What you should do: Leave the images aside and output every entry exactly.

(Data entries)
★ ★ ★ ★ ★

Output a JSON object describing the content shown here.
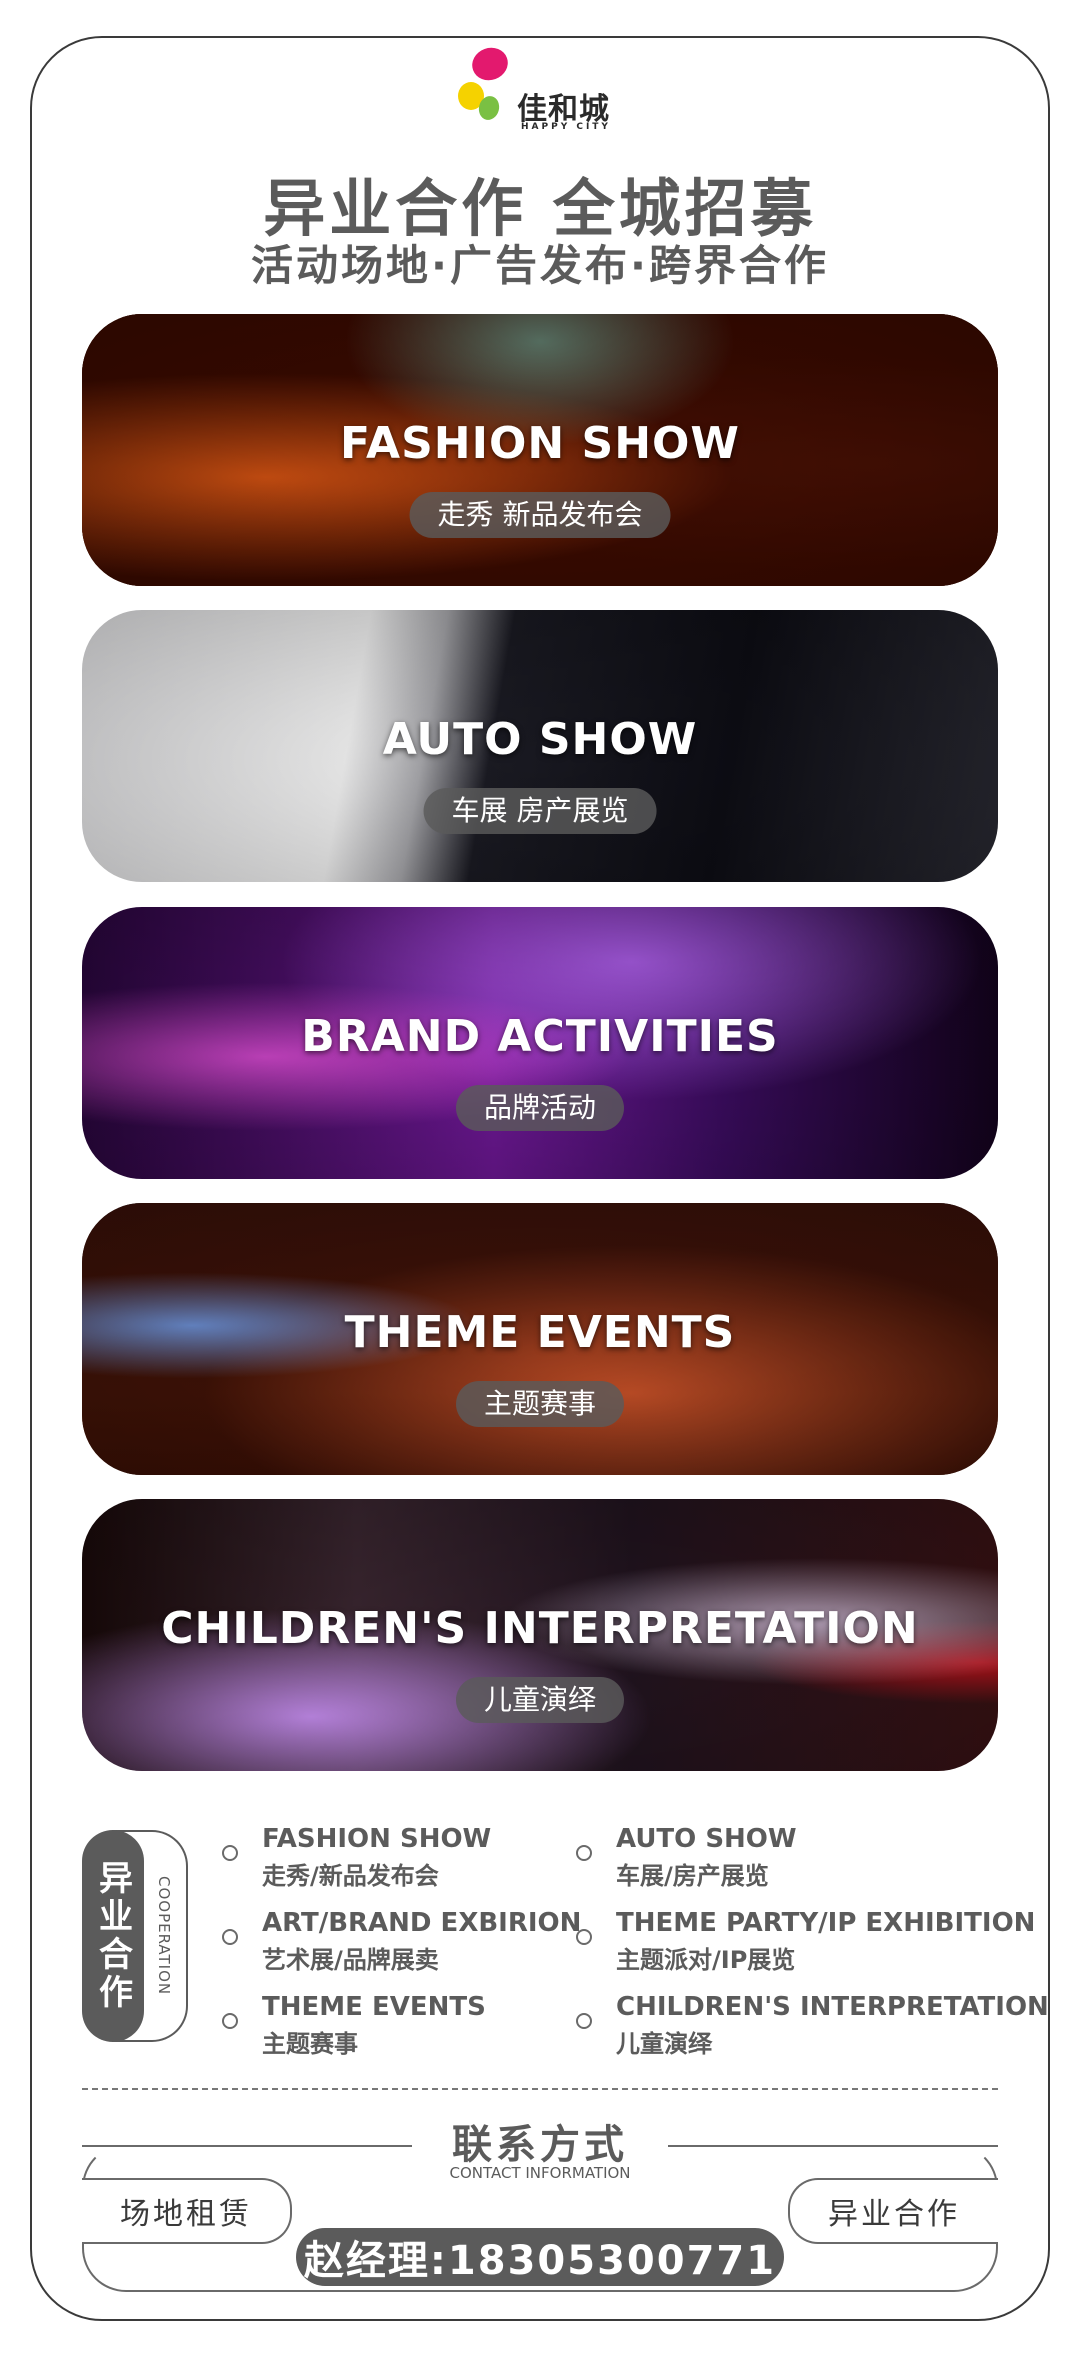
{
  "logo": {
    "name": "佳和城",
    "subtitle": "HAPPY CITY",
    "colors": [
      "#e3196e",
      "#f5d200",
      "#7ac043"
    ]
  },
  "headline": {
    "line1": "异业合作  全城招募",
    "line2": "活动场地·广告发布·跨界合作"
  },
  "cards": [
    {
      "title": "FASHION SHOW",
      "subtitle": "走秀  新品发布会"
    },
    {
      "title": "AUTO SHOW",
      "subtitle": "车展  房产展览"
    },
    {
      "title": "BRAND ACTIVITIES",
      "subtitle": "品牌活动"
    },
    {
      "title": "THEME EVENTS",
      "subtitle": "主题赛事"
    },
    {
      "title": "CHILDREN'S INTERPRETATION",
      "subtitle": "儿童演绎"
    }
  ],
  "cooperation": {
    "label_zh": "异业合作",
    "label_en": "COOPERATION",
    "items": [
      {
        "en": "FASHION SHOW",
        "zh": "走秀/新品发布会"
      },
      {
        "en": "AUTO SHOW",
        "zh": "车展/房产展览"
      },
      {
        "en": "ART/BRAND EXBIRION",
        "zh": "艺术展/品牌展卖"
      },
      {
        "en": "THEME PARTY/IP EXHIBITION",
        "zh": "主题派对/IP展览"
      },
      {
        "en": "THEME EVENTS",
        "zh": "主题赛事"
      },
      {
        "en": "CHILDREN'S INTERPRETATION",
        "zh": "儿童演绎"
      }
    ]
  },
  "contact": {
    "title": "联系方式",
    "subtitle": "CONTACT INFORMATION",
    "tag_left": "场地租赁",
    "tag_right": "异业合作",
    "phone": "赵经理:18305300771"
  }
}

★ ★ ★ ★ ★

Final answer:
Output a JSON object describing the content shown here.
{
  "logo": {
    "name": "佳和城",
    "subtitle": "HAPPY CITY",
    "colors": [
      "#e3196e",
      "#f5d200",
      "#7ac043"
    ]
  },
  "headline": {
    "line1": "异业合作  全城招募",
    "line2": "活动场地·广告发布·跨界合作"
  },
  "cards": [
    {
      "title": "FASHION SHOW",
      "subtitle": "走秀  新品发布会"
    },
    {
      "title": "AUTO SHOW",
      "subtitle": "车展  房产展览"
    },
    {
      "title": "BRAND ACTIVITIES",
      "subtitle": "品牌活动"
    },
    {
      "title": "THEME EVENTS",
      "subtitle": "主题赛事"
    },
    {
      "title": "CHILDREN'S INTERPRETATION",
      "subtitle": "儿童演绎"
    }
  ],
  "cooperation": {
    "label_zh": "异业合作",
    "label_en": "COOPERATION",
    "items": [
      {
        "en": "FASHION SHOW",
        "zh": "走秀/新品发布会"
      },
      {
        "en": "AUTO SHOW",
        "zh": "车展/房产展览"
      },
      {
        "en": "ART/BRAND EXBIRION",
        "zh": "艺术展/品牌展卖"
      },
      {
        "en": "THEME PARTY/IP EXHIBITION",
        "zh": "主题派对/IP展览"
      },
      {
        "en": "THEME EVENTS",
        "zh": "主题赛事"
      },
      {
        "en": "CHILDREN'S INTERPRETATION",
        "zh": "儿童演绎"
      }
    ]
  },
  "contact": {
    "title": "联系方式",
    "subtitle": "CONTACT INFORMATION",
    "tag_left": "场地租赁",
    "tag_right": "异业合作",
    "phone": "赵经理:18305300771"
  }
}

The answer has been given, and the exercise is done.